Some of the victims may also have been detainees at Badoush Prison, 10 kilometers west of Mosul, which ISIS captured on June 10, 2014. On that day, ISIS fighters executed about 600 prisoners at a ravine in the nearby desert, nine survivors told Human Rights Watch.
On March 11, 2017, the Iraqi Security Forces announced that they had found another mass grave, about two kilometers from Badoush prison, that held between 500 and 600 men – though it is unclear how they determined these numbers. On March 13, Human Rights Watch spoke to an Iraqi military commander who had visited the site four days earlier and had witnessed Iraqi forces exhuming bodies there. On March 15, a general in the Iraqi military’s 9th division told Human Rights Watch that under the division’s supervision, medical experts from Baghdad had exhumed about 400 bodies from the site.
Fawaz Abdulameer of the International Committee for Missing Persons, an international organization working to establish effective procedures for protecting mass graves and conducting exhumations, told Human Rights Watch: “These excavations are unacceptable. They must be carried out by trained teams with sufficient experience, because they are dealing with human remains at a crime scene.”
This is the second report of ad hoc and unprofessional exhumations taking place without authorization.
Widespread or systematic murder carried out by a state or organized group as part of an attack against a civilian population – as part of a policy to commit murder – constitutes a crime against humanity.
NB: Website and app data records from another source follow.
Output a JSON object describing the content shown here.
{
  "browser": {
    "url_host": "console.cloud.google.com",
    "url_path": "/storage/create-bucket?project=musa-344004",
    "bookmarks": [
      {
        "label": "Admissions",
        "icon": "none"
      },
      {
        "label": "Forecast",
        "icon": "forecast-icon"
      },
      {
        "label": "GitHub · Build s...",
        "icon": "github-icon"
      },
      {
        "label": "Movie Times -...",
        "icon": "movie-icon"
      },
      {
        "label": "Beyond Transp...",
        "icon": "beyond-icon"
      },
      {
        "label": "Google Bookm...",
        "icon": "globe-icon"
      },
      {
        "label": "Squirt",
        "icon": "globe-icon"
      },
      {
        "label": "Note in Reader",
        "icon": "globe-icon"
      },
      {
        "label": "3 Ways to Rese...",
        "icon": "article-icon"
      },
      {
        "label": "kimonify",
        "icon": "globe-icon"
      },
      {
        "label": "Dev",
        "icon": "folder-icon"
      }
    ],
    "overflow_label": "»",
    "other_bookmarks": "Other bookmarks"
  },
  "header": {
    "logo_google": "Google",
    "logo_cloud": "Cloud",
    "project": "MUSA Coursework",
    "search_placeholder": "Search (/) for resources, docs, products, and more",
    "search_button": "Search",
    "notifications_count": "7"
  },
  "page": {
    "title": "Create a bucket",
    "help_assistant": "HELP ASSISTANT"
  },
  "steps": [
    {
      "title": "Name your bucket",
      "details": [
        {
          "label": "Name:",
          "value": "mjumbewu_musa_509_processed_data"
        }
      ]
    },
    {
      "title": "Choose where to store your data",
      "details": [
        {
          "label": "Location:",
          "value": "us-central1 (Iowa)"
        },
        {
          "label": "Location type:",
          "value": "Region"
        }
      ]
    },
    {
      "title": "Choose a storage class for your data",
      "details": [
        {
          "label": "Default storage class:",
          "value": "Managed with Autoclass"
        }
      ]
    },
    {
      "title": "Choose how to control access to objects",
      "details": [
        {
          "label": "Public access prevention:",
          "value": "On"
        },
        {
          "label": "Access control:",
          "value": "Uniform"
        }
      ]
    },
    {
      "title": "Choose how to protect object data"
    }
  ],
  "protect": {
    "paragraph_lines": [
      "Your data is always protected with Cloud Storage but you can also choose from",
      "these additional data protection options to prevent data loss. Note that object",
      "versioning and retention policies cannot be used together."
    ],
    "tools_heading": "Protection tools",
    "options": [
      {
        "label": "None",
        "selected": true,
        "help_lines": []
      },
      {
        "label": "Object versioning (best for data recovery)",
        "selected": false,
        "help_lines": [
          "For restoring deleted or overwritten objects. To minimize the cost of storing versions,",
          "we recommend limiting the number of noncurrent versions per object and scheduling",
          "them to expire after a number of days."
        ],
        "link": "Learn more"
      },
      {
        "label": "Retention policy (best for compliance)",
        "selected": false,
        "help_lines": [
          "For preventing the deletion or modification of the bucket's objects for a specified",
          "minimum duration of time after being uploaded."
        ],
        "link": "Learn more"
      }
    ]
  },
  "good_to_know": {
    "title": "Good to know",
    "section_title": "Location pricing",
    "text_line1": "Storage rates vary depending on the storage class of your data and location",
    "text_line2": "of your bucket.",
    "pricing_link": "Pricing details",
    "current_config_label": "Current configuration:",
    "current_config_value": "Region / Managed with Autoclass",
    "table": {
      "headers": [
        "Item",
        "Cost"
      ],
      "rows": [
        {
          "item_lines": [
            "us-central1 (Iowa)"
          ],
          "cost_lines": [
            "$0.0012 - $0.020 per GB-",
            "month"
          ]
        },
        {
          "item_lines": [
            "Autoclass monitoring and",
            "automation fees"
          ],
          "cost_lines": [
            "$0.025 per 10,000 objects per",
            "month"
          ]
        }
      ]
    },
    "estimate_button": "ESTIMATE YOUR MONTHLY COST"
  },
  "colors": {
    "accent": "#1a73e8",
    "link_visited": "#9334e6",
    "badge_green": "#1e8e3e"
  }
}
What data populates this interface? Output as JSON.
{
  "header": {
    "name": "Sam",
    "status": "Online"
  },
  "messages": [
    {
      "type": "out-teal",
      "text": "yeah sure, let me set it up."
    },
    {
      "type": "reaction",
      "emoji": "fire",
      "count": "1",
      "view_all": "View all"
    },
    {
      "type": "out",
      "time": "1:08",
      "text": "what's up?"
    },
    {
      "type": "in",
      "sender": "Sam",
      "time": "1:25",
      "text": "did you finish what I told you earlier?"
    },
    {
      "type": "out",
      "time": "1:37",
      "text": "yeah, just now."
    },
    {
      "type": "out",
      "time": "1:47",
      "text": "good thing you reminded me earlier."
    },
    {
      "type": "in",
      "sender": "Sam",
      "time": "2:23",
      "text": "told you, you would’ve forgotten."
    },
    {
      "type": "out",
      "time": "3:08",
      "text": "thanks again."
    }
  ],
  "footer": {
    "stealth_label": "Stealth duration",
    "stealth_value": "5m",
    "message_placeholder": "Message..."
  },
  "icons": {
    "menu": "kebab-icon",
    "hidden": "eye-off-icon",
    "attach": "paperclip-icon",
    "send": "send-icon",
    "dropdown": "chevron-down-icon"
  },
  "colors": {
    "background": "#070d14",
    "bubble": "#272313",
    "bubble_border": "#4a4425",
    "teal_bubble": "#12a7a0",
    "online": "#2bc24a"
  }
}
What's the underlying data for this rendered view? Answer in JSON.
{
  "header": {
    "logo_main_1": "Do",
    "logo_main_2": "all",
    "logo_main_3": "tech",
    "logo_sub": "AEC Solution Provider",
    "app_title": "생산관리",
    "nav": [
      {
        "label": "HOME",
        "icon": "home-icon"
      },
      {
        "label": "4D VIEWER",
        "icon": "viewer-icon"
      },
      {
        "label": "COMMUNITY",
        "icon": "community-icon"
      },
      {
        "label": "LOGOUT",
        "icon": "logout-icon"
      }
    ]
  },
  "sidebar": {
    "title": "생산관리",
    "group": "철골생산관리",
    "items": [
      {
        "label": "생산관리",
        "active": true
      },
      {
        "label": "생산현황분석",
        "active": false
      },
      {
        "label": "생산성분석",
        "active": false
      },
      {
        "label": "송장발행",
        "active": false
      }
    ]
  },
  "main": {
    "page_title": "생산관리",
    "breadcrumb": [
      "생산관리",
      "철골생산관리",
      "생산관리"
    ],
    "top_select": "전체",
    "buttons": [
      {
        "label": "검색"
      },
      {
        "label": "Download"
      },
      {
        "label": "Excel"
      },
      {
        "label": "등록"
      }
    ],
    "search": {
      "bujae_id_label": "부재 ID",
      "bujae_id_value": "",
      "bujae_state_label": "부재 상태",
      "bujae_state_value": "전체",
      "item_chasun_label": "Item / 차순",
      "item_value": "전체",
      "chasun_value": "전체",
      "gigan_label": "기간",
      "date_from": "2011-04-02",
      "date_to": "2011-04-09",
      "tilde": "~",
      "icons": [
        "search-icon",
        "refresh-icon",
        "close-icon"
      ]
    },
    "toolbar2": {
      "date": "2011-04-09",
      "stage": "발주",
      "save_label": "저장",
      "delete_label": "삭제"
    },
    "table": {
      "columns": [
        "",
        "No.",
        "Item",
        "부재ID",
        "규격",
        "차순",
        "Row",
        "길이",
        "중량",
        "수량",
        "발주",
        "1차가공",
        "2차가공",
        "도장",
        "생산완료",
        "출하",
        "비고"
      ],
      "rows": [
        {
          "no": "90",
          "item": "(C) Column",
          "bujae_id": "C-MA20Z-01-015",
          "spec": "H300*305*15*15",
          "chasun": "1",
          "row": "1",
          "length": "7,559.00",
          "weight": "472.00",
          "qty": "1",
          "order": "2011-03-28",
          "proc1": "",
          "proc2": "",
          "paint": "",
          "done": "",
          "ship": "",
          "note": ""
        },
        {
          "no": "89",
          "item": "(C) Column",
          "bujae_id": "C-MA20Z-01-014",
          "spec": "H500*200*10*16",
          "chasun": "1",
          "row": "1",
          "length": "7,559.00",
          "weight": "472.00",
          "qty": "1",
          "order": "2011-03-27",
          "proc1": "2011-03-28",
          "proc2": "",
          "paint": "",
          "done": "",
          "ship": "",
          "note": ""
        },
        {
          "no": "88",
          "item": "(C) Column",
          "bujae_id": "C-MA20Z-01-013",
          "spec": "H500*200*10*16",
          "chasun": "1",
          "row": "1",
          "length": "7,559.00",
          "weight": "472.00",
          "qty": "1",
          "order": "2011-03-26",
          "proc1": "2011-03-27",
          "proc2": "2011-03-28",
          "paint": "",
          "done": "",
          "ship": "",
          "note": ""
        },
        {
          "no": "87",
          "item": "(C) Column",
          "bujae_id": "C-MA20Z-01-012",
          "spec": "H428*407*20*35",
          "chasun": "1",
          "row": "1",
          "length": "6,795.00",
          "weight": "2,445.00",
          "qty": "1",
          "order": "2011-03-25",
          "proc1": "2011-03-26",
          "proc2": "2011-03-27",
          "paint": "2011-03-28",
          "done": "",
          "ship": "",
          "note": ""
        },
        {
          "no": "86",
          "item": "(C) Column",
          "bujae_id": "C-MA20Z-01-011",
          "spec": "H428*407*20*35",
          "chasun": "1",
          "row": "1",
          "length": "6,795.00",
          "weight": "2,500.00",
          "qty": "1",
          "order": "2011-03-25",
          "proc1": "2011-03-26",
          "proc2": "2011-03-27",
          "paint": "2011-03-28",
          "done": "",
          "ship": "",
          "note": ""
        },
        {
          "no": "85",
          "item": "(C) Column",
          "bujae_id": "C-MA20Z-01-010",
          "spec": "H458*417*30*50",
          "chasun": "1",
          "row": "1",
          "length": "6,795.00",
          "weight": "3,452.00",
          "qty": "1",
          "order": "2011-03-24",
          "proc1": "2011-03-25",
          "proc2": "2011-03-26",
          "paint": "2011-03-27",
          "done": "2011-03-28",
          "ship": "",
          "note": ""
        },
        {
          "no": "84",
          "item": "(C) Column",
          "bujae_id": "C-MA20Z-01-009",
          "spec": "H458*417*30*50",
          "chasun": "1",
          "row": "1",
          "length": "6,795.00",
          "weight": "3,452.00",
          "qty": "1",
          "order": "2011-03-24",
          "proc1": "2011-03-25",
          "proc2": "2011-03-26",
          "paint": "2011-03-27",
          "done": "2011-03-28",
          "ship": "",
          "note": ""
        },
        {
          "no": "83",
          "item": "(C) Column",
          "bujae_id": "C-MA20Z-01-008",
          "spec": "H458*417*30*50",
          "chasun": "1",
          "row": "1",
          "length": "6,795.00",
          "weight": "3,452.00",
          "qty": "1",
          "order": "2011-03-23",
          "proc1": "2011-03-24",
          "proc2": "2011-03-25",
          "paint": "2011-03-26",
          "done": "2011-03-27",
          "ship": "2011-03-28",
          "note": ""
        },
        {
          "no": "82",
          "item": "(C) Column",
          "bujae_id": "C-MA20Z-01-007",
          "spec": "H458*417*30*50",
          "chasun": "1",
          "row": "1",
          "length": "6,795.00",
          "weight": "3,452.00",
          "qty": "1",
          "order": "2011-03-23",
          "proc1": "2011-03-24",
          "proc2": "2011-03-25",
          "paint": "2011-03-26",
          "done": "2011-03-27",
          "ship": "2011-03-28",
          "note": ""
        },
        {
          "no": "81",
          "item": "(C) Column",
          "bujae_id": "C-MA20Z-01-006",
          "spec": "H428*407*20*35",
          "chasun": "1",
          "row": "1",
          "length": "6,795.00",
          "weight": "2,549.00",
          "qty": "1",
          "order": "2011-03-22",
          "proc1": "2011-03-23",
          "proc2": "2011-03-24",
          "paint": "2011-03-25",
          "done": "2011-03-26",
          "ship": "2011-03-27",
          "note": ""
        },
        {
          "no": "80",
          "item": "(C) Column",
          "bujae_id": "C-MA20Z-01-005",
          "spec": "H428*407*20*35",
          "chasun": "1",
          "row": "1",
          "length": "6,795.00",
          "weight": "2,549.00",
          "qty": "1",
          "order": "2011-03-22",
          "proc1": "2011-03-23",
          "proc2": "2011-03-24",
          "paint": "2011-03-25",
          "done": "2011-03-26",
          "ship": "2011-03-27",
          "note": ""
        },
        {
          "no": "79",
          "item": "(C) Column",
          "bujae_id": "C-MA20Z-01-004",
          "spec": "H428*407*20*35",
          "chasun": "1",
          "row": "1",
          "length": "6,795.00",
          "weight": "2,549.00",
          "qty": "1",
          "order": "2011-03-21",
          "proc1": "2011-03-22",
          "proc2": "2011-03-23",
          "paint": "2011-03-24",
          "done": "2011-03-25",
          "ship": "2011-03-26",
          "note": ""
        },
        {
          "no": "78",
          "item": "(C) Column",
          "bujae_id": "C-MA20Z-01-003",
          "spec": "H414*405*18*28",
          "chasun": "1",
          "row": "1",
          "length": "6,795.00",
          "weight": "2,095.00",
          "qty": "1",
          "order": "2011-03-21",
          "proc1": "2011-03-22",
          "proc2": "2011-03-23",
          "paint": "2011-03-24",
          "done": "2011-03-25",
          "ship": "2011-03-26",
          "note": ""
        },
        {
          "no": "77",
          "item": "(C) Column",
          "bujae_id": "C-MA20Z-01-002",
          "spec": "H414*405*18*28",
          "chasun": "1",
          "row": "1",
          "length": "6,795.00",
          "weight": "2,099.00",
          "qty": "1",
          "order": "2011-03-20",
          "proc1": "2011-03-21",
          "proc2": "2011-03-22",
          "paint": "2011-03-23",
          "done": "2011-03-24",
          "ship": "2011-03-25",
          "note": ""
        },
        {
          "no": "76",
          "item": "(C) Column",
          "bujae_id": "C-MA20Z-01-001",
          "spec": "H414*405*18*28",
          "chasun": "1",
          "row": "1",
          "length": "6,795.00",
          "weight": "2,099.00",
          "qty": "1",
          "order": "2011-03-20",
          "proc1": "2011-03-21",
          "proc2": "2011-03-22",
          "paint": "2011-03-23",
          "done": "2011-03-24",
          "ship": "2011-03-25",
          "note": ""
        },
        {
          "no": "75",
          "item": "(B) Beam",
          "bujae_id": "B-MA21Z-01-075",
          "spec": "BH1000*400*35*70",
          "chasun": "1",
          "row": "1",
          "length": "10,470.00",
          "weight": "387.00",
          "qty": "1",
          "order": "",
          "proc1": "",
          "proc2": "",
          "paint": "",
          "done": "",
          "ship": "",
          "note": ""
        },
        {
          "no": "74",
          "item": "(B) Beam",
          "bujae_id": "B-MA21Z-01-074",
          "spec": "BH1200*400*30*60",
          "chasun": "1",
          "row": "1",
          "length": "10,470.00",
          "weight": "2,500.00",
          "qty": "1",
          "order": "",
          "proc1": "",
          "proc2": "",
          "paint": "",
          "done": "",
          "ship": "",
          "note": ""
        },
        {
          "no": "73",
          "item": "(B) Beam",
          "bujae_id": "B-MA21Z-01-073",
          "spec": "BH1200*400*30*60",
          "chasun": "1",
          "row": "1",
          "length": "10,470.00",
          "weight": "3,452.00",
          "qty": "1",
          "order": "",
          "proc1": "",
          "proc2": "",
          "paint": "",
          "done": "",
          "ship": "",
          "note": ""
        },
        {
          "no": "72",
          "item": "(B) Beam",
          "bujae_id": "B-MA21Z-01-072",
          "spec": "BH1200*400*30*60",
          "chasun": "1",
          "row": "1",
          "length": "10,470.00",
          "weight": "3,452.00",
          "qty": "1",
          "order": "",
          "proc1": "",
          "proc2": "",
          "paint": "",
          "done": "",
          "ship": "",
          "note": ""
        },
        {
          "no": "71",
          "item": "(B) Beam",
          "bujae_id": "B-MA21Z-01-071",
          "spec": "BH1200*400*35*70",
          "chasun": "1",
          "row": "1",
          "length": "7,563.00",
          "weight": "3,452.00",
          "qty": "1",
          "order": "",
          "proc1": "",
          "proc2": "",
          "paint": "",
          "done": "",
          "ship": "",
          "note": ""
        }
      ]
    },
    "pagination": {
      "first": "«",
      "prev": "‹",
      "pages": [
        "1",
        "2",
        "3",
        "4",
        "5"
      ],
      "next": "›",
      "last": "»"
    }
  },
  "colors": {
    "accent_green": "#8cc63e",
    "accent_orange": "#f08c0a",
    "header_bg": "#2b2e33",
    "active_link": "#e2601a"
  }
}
The deliberate killing of civilians and civilian or military prisoners during an armed conflict constitutes a war crime.
To facilitate accountability for these crimes, Iraq should ratify the Rome Statute, giving the International Criminal Court jurisdiction over war crimes and crimes against humanity there, and should incorporate the prosecution of war crimes, crimes against humanity, and genocide into its domestic law.
All parties to the conflict in Iraq should respect the 1997 Ottawa (Mine Ban) Treaty, which Iraq has ratified.
“The strong desire to exhume the remains of loved ones from ISIS mass graves is perfectly understandable, but hastily conducted exhumations seriously harm the chances of identifying the victims and preserving evidence,” Fakih said. “While exhuming the remains of those killed at Khafsa may be difficult, authorities should do what they can to make sure that those who lost their loved ones there have access to justice.”